▶ **ABOUT THIS EXERCISE**
Copy out all the lines of the data that hold the word "right".
--- PROVIDED DATA Enclosed Below ---
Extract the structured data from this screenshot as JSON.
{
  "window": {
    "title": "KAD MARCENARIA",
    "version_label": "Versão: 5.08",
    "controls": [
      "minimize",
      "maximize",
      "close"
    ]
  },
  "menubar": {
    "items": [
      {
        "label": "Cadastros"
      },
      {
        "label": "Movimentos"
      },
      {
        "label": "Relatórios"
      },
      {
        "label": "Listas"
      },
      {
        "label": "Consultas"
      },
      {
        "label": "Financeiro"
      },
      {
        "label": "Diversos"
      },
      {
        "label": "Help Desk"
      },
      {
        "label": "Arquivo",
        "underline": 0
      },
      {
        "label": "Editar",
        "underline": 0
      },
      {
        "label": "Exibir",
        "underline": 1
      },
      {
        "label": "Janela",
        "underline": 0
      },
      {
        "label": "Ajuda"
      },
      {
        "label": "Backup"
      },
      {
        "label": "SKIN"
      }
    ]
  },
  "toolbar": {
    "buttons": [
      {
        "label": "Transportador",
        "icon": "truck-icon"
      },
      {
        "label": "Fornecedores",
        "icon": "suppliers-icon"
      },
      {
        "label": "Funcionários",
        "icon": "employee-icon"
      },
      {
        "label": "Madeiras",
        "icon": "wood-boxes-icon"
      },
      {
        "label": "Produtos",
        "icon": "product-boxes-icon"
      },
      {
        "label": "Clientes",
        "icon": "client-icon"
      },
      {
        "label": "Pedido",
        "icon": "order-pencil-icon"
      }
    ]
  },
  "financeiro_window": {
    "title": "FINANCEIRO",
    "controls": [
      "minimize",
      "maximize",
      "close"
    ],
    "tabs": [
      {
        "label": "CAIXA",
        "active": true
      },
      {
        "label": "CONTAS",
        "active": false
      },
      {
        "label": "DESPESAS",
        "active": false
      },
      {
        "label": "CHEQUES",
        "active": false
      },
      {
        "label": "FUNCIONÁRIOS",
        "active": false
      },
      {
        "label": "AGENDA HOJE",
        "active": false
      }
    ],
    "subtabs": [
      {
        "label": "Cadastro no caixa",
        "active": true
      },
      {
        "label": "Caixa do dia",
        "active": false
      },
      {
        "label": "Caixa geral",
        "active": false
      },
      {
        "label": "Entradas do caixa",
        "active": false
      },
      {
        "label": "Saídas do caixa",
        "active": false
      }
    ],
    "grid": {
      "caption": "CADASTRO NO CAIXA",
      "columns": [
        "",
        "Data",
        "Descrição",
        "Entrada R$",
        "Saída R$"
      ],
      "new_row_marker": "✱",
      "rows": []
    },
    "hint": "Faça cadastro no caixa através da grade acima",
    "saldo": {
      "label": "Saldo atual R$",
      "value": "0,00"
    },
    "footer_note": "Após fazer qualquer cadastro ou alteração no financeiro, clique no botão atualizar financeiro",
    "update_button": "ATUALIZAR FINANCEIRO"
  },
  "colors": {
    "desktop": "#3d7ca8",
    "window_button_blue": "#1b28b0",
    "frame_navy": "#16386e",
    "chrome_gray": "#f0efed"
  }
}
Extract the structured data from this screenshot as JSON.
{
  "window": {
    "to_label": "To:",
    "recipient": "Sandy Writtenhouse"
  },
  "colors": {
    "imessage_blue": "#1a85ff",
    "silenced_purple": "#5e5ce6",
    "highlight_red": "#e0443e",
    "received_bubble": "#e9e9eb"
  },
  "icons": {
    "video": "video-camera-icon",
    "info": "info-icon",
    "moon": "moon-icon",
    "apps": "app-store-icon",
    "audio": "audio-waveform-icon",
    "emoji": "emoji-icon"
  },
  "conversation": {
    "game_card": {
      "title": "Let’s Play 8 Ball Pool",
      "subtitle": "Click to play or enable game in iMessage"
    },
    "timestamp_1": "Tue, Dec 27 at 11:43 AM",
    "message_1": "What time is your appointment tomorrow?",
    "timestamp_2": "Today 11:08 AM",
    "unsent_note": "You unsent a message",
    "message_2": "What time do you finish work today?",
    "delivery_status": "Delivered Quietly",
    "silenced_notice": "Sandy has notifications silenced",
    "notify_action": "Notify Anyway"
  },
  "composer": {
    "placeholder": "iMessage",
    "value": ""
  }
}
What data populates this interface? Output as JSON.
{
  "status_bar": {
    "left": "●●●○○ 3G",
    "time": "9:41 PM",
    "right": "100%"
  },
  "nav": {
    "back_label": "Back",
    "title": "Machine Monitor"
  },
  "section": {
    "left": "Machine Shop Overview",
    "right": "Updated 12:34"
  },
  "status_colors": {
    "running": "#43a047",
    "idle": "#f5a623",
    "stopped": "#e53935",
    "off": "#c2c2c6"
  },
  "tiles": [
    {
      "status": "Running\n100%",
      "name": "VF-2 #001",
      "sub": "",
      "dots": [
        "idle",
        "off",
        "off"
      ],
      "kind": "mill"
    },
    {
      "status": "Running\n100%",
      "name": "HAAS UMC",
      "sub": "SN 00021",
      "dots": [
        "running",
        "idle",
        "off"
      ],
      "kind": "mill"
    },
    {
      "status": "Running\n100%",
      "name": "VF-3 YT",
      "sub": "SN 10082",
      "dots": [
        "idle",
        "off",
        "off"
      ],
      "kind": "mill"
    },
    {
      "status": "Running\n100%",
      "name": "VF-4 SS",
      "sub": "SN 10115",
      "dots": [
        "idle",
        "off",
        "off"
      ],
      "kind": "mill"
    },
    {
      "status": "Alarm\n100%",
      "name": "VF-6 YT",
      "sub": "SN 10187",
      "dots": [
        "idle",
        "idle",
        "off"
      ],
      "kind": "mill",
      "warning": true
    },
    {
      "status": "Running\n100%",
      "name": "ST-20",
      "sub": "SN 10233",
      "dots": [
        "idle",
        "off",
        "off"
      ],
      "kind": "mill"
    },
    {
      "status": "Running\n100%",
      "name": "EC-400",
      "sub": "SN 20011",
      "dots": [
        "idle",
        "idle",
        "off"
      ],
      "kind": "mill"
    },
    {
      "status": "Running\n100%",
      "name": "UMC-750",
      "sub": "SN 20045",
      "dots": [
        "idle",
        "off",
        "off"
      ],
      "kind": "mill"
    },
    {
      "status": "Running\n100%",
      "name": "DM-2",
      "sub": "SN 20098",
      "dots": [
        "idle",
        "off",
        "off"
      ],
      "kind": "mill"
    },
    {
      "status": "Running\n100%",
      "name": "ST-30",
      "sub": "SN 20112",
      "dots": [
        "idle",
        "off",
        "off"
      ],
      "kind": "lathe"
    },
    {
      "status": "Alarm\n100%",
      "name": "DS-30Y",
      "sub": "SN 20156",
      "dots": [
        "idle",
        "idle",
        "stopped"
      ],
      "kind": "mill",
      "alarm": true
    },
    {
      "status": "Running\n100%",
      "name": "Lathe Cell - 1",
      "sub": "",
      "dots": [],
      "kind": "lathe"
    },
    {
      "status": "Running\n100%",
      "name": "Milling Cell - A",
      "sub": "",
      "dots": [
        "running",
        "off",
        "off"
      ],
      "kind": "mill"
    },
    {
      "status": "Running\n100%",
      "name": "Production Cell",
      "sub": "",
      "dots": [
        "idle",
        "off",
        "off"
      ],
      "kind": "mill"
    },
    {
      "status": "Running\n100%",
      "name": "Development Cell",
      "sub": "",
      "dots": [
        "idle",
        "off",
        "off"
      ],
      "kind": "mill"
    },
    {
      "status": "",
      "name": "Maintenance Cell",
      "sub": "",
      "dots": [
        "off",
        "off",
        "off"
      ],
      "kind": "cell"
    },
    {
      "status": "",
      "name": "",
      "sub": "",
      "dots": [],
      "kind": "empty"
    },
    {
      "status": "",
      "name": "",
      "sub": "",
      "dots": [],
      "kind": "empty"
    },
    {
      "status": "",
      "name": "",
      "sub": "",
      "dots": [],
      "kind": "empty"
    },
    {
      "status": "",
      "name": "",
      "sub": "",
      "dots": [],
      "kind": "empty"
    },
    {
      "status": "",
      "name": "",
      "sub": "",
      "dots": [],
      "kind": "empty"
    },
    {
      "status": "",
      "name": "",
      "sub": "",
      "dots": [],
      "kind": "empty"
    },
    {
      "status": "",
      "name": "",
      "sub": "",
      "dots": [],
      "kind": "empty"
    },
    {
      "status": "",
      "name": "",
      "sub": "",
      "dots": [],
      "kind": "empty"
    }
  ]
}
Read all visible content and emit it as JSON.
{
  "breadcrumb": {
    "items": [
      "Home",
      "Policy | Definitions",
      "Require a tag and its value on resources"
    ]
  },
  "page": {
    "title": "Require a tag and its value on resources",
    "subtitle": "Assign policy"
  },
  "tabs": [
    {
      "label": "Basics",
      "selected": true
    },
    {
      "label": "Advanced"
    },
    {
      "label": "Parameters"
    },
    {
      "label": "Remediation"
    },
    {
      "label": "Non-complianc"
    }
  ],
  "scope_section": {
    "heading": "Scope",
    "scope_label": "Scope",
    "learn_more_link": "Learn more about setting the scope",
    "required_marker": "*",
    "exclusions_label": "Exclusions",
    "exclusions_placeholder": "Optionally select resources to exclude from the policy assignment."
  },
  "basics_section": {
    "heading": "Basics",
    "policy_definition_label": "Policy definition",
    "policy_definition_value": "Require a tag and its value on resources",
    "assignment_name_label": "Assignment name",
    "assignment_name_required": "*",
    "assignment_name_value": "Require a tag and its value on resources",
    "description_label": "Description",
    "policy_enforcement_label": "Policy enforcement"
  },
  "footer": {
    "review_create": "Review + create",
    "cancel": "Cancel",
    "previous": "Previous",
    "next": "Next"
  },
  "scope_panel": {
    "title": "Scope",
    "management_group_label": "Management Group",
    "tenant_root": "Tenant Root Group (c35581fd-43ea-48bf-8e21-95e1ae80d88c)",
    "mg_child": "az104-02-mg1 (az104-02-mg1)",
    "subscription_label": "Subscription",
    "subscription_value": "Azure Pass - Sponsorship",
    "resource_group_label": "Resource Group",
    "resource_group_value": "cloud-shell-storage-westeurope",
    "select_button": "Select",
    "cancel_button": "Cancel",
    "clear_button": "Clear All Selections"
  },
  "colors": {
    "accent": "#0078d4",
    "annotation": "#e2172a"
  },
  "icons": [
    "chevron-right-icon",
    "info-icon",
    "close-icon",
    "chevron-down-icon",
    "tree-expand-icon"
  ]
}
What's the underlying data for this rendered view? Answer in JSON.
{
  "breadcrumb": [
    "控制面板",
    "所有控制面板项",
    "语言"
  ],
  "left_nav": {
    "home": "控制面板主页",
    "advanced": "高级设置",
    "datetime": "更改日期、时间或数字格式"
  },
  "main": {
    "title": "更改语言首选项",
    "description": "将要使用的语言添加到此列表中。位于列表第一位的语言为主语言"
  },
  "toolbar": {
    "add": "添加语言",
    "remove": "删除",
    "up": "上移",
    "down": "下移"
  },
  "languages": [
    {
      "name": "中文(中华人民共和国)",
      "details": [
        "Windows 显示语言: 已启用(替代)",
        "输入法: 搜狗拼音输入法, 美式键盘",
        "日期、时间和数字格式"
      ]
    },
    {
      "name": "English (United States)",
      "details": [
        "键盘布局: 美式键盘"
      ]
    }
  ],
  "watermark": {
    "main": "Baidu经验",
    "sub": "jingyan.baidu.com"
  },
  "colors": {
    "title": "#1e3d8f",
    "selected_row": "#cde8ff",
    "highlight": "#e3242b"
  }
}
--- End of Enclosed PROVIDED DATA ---
▶ **WRITTEN RESPONSE**
    "right": "100%"
    "right": "Updated 12:34"
    "chevron-right-icon",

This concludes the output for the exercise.